#### Study material ####

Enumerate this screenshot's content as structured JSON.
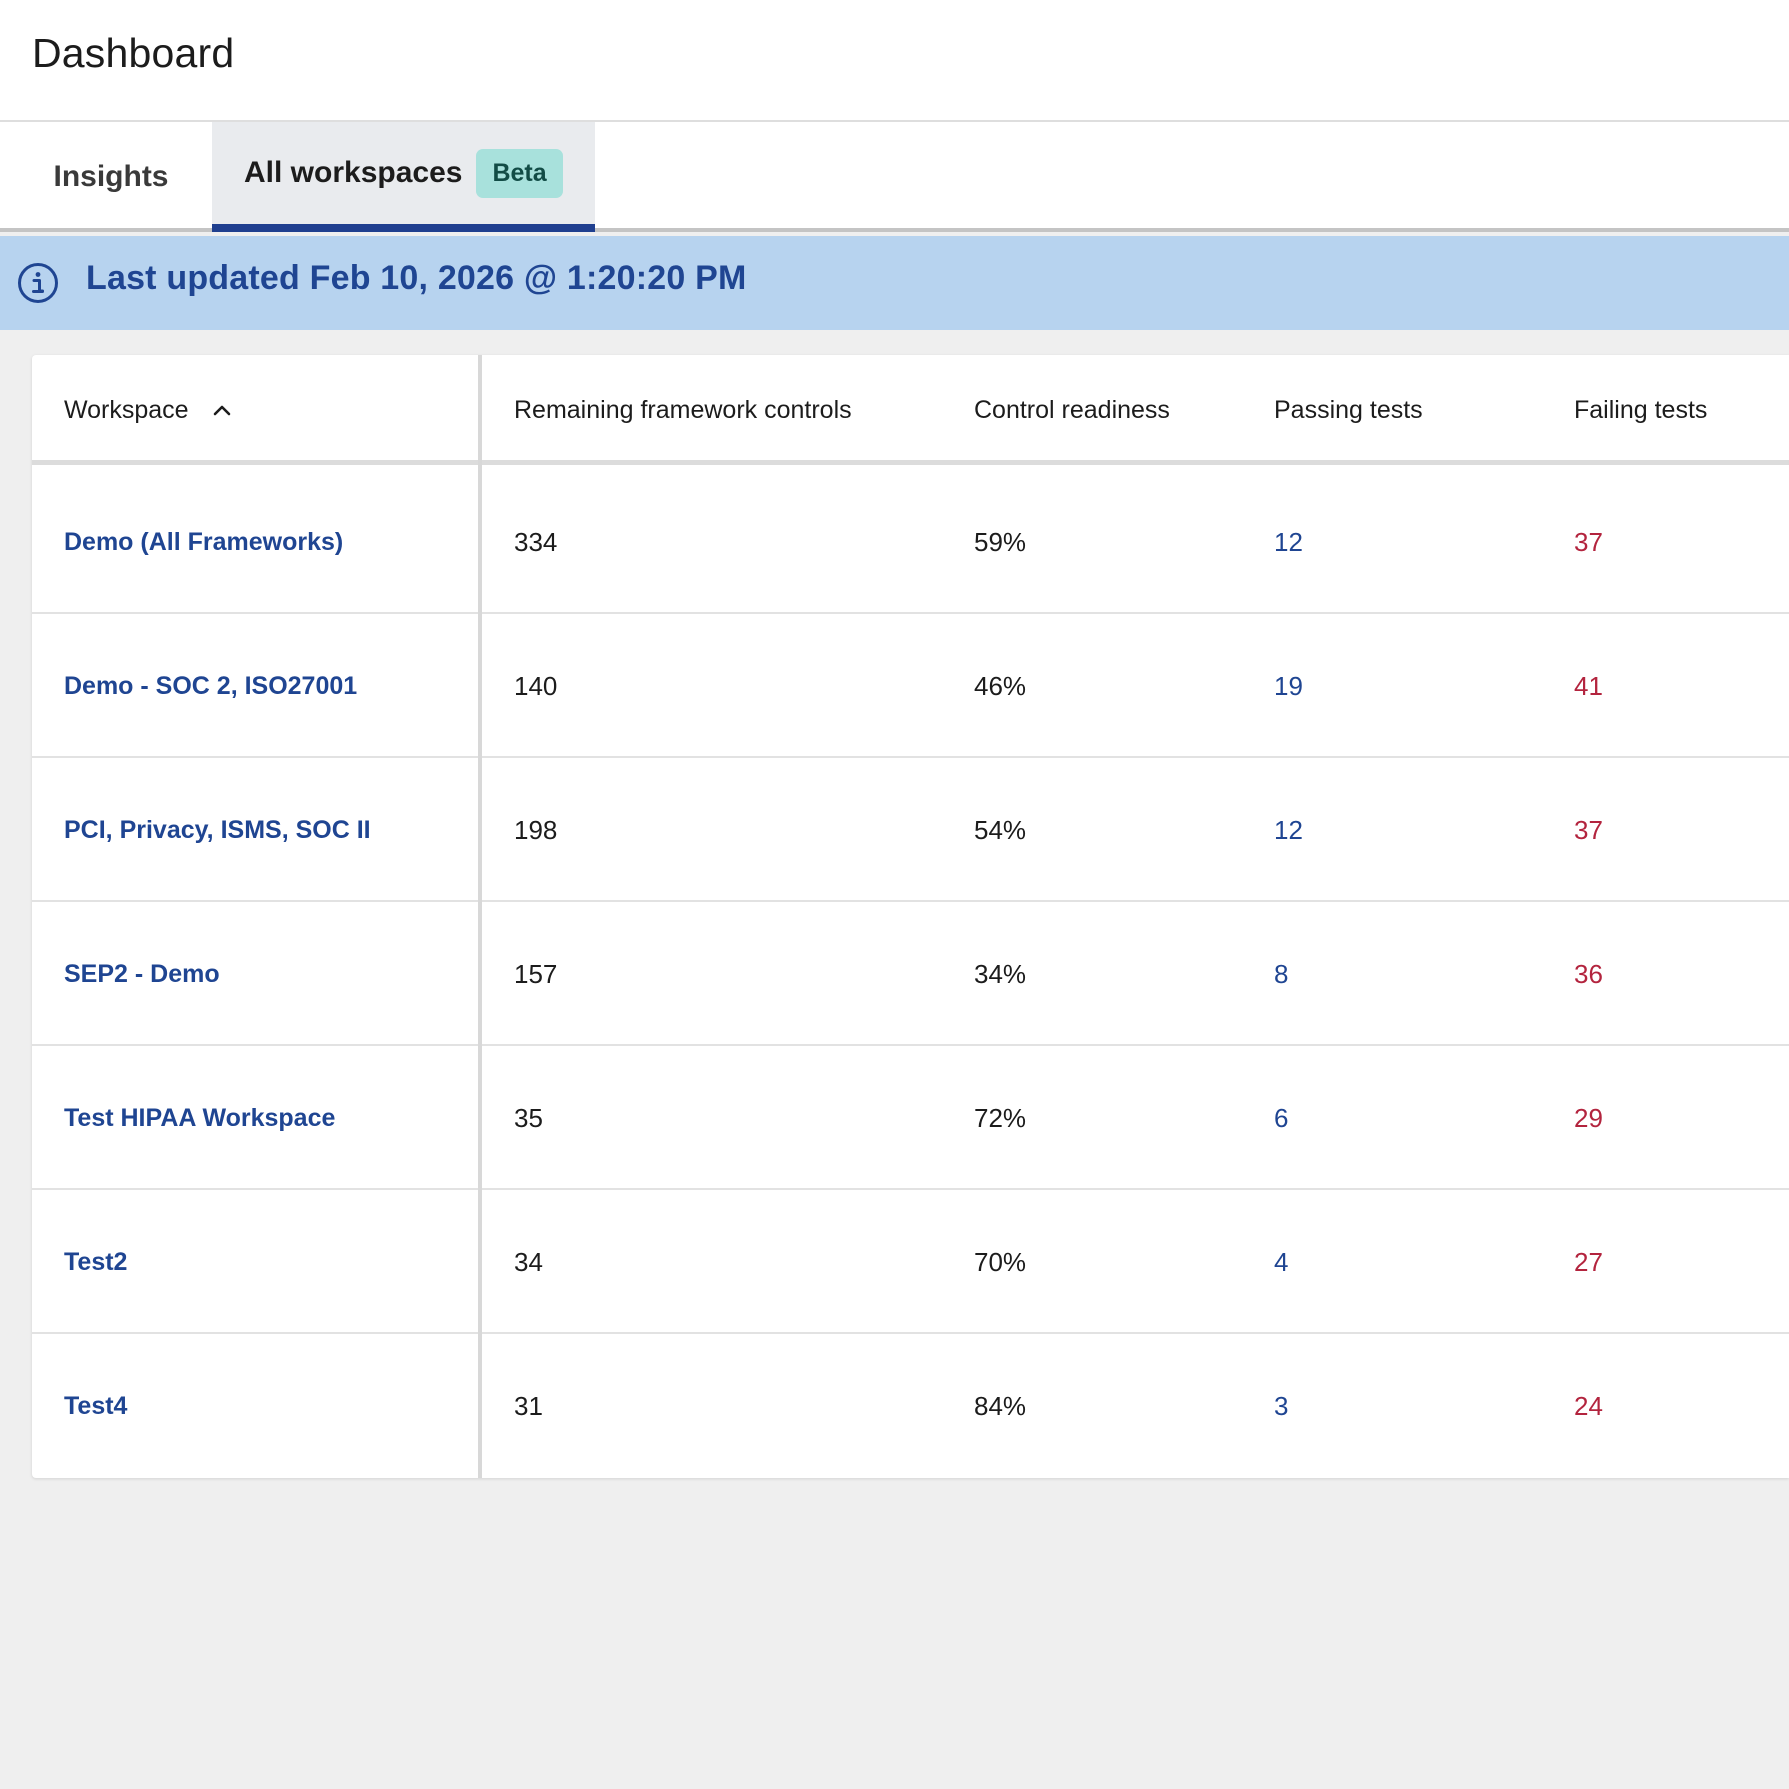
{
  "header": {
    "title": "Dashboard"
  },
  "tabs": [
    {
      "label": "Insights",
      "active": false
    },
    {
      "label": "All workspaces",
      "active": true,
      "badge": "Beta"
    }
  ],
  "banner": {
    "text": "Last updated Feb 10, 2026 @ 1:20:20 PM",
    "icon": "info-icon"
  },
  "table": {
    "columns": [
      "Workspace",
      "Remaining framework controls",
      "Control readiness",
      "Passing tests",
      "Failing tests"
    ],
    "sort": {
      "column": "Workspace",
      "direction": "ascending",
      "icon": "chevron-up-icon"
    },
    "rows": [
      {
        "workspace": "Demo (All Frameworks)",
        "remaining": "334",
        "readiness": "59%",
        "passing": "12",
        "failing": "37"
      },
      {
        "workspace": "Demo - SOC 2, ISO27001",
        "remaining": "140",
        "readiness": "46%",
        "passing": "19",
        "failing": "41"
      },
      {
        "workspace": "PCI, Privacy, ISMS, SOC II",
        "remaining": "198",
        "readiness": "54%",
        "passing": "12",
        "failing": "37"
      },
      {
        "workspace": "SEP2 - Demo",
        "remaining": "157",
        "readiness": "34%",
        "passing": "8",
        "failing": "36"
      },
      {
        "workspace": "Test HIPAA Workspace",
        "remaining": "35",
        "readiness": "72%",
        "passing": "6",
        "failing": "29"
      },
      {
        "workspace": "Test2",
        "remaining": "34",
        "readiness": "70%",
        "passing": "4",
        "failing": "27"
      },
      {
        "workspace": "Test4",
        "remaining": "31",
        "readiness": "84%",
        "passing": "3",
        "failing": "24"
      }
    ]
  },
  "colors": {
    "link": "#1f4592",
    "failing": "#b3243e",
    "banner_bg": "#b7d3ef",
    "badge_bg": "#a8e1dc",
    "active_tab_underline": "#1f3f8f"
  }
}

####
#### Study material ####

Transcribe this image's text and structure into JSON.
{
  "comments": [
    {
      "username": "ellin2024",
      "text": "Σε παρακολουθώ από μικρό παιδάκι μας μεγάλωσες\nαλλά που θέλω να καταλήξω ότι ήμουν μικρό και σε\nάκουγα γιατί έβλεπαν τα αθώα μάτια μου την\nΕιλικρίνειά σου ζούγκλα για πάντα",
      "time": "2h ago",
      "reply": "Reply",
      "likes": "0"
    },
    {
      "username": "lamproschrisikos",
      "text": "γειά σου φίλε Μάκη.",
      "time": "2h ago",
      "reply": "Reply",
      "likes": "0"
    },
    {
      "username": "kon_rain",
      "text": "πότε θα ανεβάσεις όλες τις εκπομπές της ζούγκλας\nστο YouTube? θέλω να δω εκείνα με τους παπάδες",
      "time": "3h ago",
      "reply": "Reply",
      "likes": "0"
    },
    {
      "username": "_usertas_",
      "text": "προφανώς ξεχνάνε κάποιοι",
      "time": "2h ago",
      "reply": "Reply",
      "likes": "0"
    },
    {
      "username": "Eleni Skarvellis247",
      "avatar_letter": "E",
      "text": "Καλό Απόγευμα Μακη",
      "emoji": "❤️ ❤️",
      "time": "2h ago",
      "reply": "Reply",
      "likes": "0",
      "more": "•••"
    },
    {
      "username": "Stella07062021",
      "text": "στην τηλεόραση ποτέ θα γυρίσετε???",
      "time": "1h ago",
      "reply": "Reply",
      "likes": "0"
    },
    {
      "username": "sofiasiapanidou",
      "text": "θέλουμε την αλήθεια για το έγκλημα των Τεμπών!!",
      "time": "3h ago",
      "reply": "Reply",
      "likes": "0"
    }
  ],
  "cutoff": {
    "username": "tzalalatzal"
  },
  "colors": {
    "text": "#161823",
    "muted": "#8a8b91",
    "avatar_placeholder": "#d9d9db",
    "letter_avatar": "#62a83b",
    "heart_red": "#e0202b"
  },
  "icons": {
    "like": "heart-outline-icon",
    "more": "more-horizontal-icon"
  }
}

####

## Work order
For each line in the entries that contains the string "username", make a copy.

## Response
      "username": "ellin2024",
      "username": "lamproschrisikos",
      "username": "kon_rain",
      "username": "_usertas_",
      "username": "Eleni Skarvellis247",
      "username": "Stella07062021",
      "username": "sofiasiapanidou",
    "username": "tzalalatzal"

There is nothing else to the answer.